The hot springs were PACKED: A couple families with small kids, a big group of rowdy drinking teenage boys, and a few quieter older couples. With the river run-off still so high, only one pool was accessible, and it was ‘warm’ at best. Everyone was crowding into the one available pool, but fortunately we were able to find a small nook, a bathtub-sized section, just meant for the two of us, where we huddled in and soaked up the minerals. My silver rings turned this weird reddish-brown colour (which hadn’t happened in any of the other springs we’ve visited recently). I intended to get some photos of the effect, but they buffed back up to silver before I remembered to do so.
Once we’d had enough of the splashing, shrieking kids, and the loud obnoxious drunk boys, we headed back up to the van, and drove further up White Swan forestry road to find another Camp Free BC camp site some 50 Km from the highway.
We found a really beautiful spot right next to the river. There were some older couples camping just down the way from us, and when we pulled in, one of them and all 3 of their dogs came over to welcome us and ask where we’d been, and where we were headed. We chit-chatted a bit, but when he heard we were just married, he left us alone — but not before cracking jokes about if the van’s a-rockin, he won’t come a-knockin. Haha.
We noticed it was getting cold, and thought it must be a chill off the water, so we started to bundle up. The wind picked up more and more — before long, it was incredibly windy! Cooking and keeping things from flying away was a huge challenge. We decided to make an early night of it and hid in the van, playing crib and drinking warmed red wine (a trick we learned from that Swiss couple we met in Golden a few months back).
Saturday morning we hit Radium Hot Springs, and then were on the road back home. We thought about also stopping at Banff Hot Springs, but by the time we were 1.5 hours from home, we decided we would rather just get back home to our cats, get some laundry on, start the transition back to real life.

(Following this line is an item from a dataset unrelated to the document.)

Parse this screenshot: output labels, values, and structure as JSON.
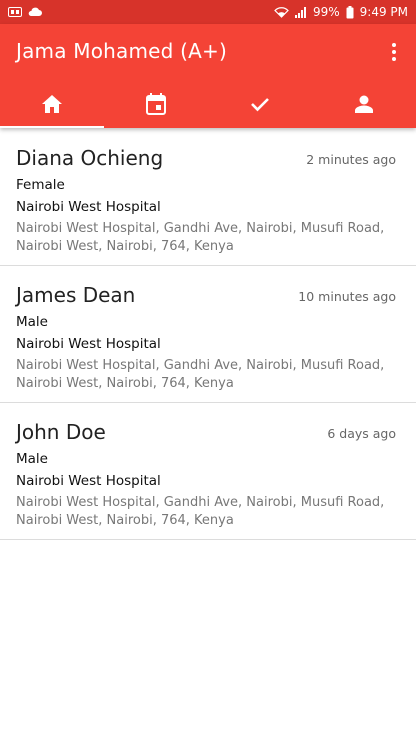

By now, we’ve been home for almost a week — and the transition’s been a little rough. Our fun little adventures are always tough to leave behind. Plus, Brian is having some asthma/allergy issues (likely due to all the hay in town for Stampede). We’re back to work (though allowed to wear jeans all week, thanks to Stampede!), and we’re now focusing our sites on future adventures!
On the large scale, we are planning a Honeymoon 2.0 for next year — we’re currently thinking The Mediterranean in the spring. On a smaller scale, we’re only halfway through the summer and are sure to have many more Ziggy adventures in the next couple of months.